▶ Your instructions
If a line in the entries below includes "chevron", pick it out and copy it.

(Interface dataset entries)
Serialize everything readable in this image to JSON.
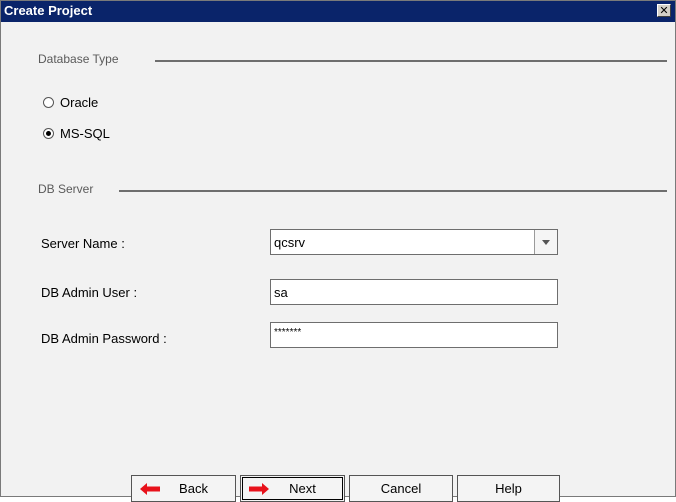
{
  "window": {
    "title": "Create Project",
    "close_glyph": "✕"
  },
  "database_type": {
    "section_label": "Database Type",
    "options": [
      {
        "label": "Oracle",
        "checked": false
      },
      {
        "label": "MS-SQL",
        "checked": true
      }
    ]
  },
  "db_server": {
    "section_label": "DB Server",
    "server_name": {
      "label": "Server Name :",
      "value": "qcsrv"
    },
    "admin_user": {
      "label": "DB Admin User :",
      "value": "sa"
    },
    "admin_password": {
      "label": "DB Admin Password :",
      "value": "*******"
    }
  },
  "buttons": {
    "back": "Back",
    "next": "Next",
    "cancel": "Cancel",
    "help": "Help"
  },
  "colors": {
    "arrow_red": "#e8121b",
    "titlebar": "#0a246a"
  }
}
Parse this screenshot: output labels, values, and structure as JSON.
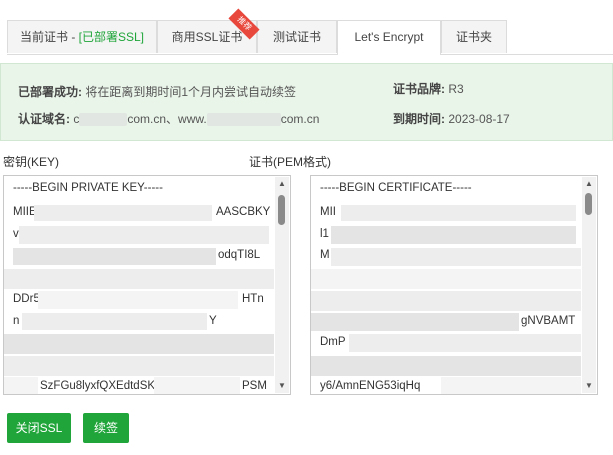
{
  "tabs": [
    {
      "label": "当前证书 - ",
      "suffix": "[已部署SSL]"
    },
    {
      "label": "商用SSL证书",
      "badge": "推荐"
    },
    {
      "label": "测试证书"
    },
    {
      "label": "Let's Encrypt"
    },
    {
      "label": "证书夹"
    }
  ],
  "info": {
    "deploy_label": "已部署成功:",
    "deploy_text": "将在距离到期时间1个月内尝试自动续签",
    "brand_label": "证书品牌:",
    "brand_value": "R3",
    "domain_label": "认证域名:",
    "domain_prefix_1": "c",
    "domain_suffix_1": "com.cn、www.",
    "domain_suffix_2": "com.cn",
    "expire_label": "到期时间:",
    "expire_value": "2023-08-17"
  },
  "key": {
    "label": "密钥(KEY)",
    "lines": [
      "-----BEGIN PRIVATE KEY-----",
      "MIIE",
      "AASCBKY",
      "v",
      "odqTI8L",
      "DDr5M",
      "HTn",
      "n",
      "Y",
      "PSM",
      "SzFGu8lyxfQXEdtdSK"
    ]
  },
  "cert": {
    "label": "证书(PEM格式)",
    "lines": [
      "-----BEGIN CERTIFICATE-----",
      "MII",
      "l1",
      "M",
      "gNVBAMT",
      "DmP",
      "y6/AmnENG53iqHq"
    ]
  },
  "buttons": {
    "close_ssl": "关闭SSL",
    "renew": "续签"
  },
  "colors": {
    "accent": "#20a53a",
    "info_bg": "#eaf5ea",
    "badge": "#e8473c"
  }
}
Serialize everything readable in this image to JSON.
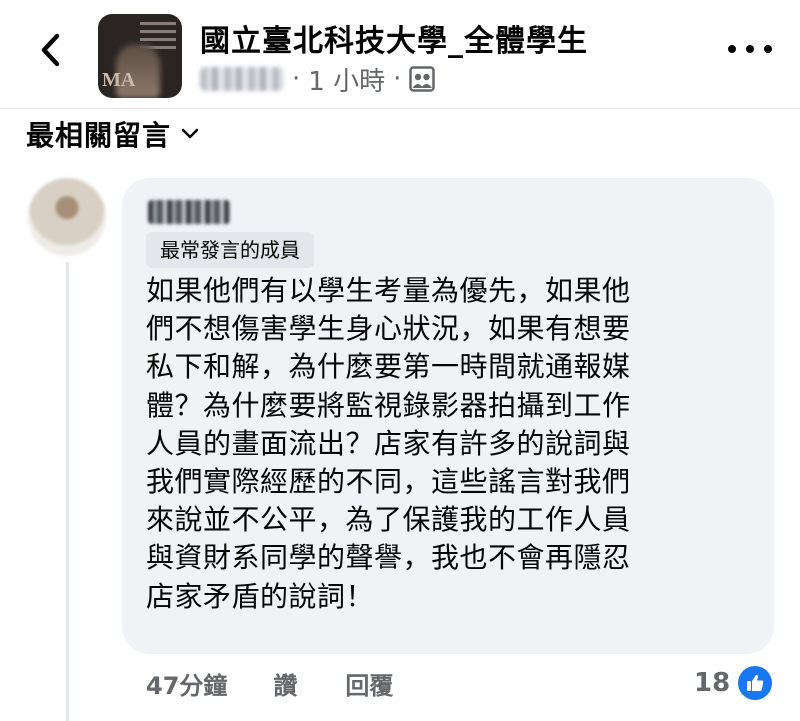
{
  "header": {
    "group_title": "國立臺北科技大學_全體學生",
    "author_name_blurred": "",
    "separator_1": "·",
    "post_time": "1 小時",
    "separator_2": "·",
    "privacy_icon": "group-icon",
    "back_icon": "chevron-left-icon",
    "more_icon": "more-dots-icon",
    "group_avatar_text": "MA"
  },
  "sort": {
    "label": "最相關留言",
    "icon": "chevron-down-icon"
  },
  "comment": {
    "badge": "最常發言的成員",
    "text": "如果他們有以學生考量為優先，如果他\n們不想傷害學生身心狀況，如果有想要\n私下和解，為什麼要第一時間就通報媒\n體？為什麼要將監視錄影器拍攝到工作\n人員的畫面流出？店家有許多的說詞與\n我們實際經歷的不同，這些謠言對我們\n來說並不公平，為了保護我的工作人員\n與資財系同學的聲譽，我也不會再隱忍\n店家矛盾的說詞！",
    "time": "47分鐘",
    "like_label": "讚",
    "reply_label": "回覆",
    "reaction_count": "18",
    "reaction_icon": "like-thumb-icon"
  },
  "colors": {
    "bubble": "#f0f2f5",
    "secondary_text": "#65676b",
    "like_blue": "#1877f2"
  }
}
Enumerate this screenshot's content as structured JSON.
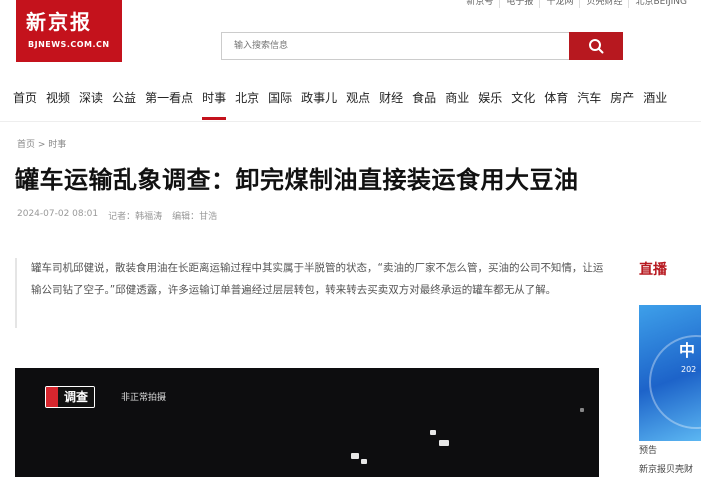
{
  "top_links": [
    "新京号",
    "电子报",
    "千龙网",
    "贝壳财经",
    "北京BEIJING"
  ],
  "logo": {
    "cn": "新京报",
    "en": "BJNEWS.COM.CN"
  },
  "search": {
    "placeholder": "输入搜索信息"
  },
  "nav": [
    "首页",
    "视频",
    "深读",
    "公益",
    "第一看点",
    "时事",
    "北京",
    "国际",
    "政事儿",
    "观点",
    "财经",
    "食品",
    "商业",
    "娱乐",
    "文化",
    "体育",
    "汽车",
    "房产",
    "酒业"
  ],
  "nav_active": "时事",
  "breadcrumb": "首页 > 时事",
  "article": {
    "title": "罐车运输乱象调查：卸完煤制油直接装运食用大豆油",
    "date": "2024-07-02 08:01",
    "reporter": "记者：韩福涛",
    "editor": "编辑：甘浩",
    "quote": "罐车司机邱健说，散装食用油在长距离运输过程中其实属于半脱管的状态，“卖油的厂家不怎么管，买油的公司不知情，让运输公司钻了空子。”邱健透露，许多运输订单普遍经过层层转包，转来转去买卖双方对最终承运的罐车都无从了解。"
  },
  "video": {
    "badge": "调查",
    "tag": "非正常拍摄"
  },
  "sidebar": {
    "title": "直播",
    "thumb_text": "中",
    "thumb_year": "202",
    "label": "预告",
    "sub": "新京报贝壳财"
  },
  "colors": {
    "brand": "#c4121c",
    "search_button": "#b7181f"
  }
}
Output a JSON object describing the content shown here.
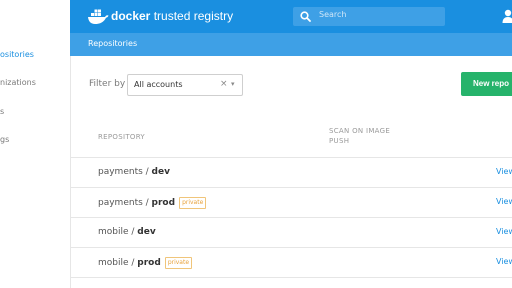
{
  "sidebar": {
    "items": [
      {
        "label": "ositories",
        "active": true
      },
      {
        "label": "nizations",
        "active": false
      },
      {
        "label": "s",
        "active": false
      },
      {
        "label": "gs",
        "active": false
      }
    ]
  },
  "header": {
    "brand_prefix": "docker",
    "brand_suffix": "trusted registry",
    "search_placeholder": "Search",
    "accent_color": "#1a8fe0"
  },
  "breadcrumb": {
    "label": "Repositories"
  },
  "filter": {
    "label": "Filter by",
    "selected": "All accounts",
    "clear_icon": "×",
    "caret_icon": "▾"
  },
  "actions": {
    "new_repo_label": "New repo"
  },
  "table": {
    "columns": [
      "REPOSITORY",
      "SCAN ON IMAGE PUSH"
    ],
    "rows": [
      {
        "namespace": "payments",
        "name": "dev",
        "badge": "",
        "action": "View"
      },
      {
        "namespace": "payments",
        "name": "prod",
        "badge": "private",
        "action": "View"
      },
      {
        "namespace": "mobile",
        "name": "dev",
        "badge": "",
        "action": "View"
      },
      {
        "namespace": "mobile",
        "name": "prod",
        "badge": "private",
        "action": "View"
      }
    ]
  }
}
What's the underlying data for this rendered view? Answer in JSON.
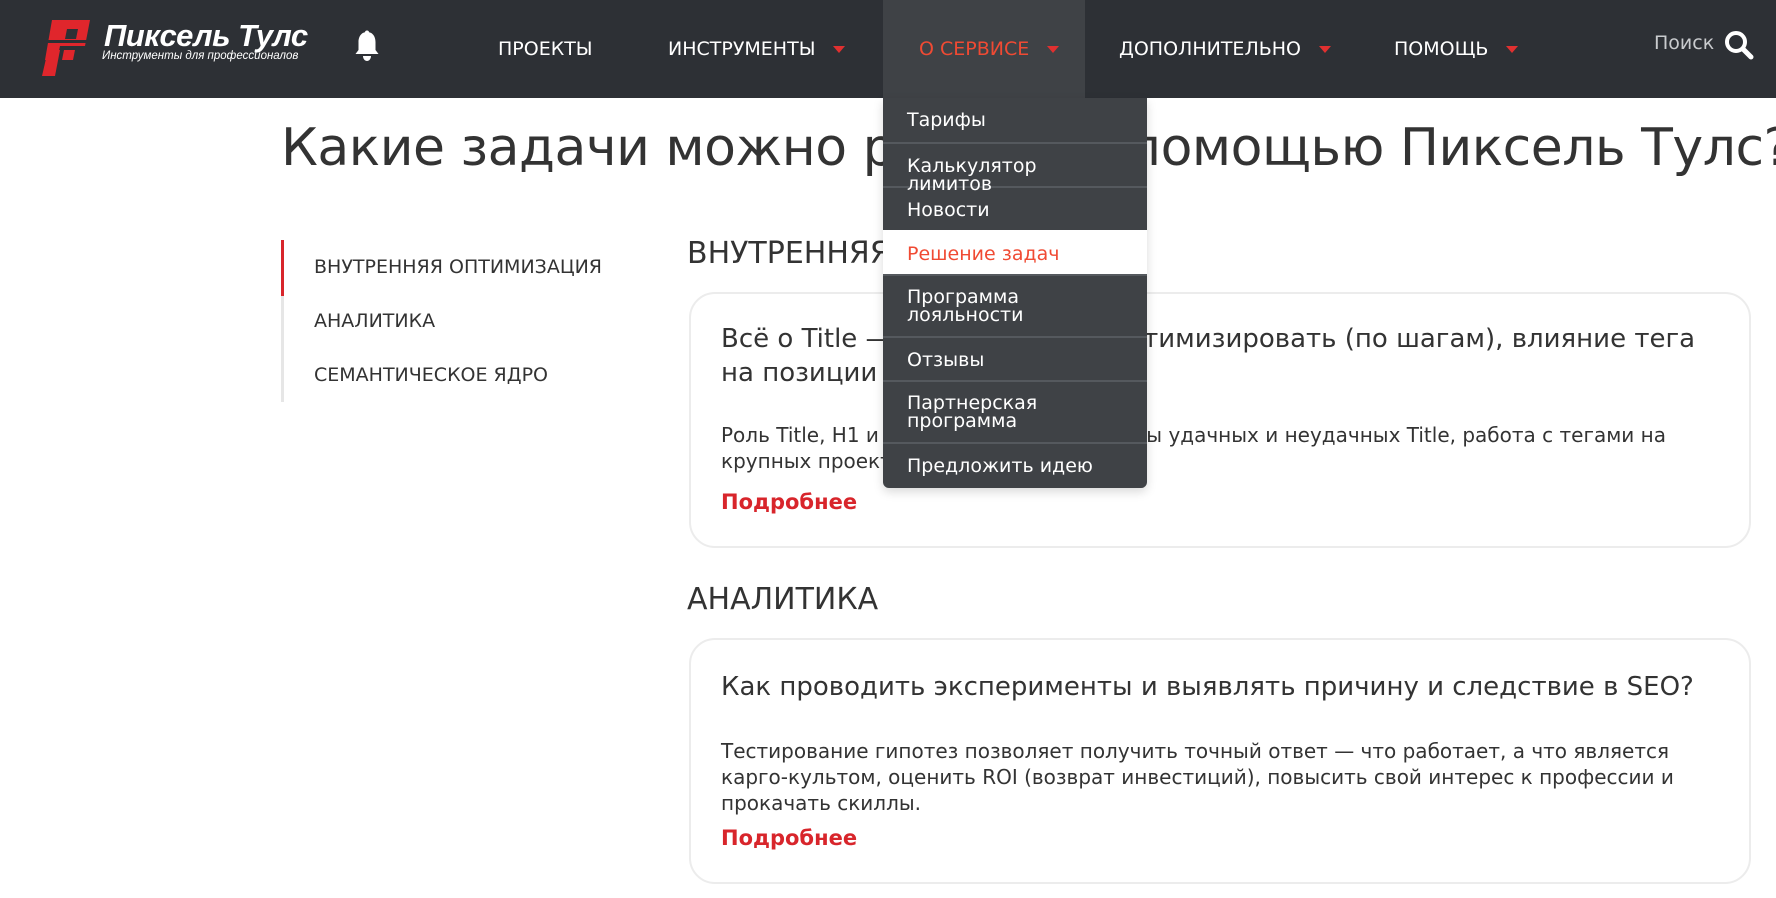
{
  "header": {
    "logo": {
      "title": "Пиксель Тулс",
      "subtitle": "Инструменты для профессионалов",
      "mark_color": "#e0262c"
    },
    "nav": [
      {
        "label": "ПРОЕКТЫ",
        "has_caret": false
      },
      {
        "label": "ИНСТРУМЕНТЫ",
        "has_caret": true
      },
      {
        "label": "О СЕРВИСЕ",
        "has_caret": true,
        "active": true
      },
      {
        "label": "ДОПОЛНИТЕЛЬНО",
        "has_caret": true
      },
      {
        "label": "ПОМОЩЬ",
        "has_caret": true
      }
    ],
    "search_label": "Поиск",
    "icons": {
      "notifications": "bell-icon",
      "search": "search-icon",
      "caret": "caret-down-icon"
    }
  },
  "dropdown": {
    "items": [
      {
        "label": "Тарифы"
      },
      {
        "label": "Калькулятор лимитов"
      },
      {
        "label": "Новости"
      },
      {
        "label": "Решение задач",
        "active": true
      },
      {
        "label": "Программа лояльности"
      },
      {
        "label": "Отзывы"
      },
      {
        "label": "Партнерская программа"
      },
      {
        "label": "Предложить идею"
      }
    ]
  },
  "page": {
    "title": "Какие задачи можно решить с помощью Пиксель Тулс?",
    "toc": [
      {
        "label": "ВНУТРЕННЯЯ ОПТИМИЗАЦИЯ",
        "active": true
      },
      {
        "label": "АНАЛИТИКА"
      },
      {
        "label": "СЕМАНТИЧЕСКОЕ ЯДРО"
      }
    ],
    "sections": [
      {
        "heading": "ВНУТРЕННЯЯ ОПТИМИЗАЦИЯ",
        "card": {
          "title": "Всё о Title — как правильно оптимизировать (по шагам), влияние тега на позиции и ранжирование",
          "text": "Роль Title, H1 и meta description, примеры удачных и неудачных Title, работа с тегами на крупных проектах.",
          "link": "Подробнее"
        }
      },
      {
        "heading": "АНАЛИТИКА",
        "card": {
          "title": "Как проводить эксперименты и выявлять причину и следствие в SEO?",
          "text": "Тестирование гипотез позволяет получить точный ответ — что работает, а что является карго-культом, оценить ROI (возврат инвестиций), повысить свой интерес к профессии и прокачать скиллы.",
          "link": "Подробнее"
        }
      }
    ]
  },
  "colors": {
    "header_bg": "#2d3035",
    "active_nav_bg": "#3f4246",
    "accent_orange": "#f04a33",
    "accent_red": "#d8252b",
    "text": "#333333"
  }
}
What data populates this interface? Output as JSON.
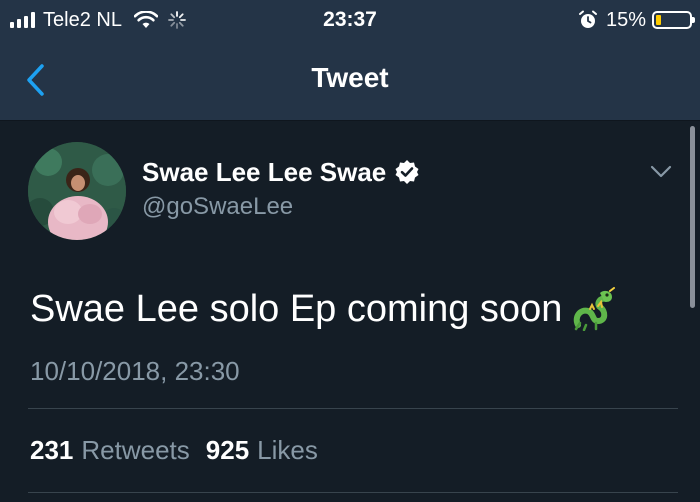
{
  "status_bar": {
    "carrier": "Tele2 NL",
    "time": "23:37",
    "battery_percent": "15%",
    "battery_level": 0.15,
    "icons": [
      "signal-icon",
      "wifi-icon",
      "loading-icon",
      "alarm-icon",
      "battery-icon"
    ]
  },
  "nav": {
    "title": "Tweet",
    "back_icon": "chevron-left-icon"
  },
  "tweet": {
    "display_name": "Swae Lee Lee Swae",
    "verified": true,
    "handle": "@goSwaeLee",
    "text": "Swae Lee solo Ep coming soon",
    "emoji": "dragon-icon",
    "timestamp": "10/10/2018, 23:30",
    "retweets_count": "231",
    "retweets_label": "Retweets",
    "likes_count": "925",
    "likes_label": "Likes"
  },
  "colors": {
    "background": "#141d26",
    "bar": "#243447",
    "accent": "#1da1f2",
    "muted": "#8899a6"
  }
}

▶ Result
    "back_icon": "chevron-left-icon",
    "icon": "chevron-down-icon"
    "back_icon": "chevron-left-icon"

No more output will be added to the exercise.